In the Gemara (Nedarim 9b), we have the following story:
of Heaven" and thus declared himself a Nazir. The story of his nezirus was presented by Shimon the Kohen Gadol as the ideal, the paragon, of holy Nezirus.
If, after a little consideration, you still think the moral significance of the two stories harmonize, then, well, you need to work a little on your analytic skills. Despite the superficial similarity, the subtexts of the two stories are diametrically opposed.

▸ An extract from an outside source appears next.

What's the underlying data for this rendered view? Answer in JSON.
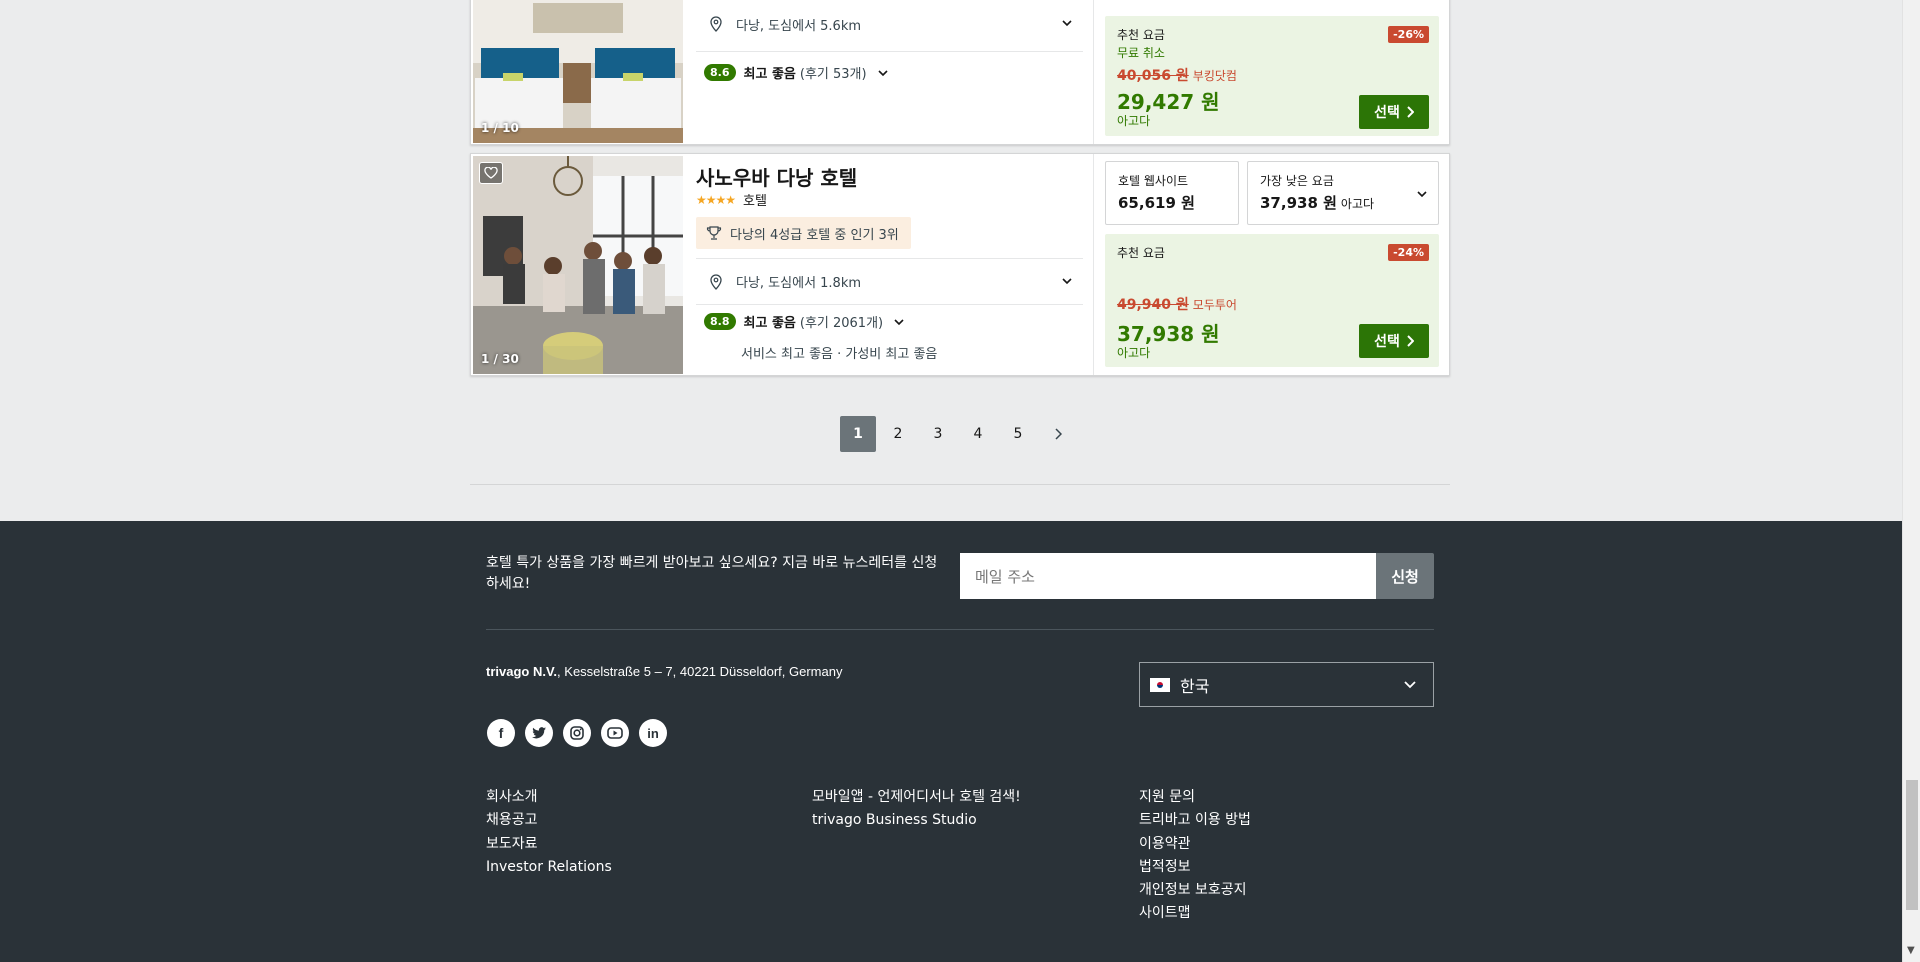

The most obvious difference is that in the Greek version, Narcissus' fate was sealed because he displeased the gods by spurning someone who loved, or lusted after, him, whereas in the story of the Nazir, he was innocently taking care of his father's sheep. More importantly, the Greek version does not contemplate the option of aceticism in dealing with sensual urges; His selfish refusal to gratify his lovers' desire was punished by making him feel what his disconsolate lovers felt, and this sealed his doom. In the story of the Nazir, the impulses engendered by his amazement at his beauty were countered by an awareness of the infantilism and self-destructiveness of those feelings, with the life-saving antidote of becoming a Nazir. But most importantly, in the Greek story, the tragedy is the unwillingness to satisfy desire, and the punishment came through the creation of a desire that was impossible to satisfy. In the Jewish story, satisfying desire would have been the tragedy, and the triumph was overcoming desire.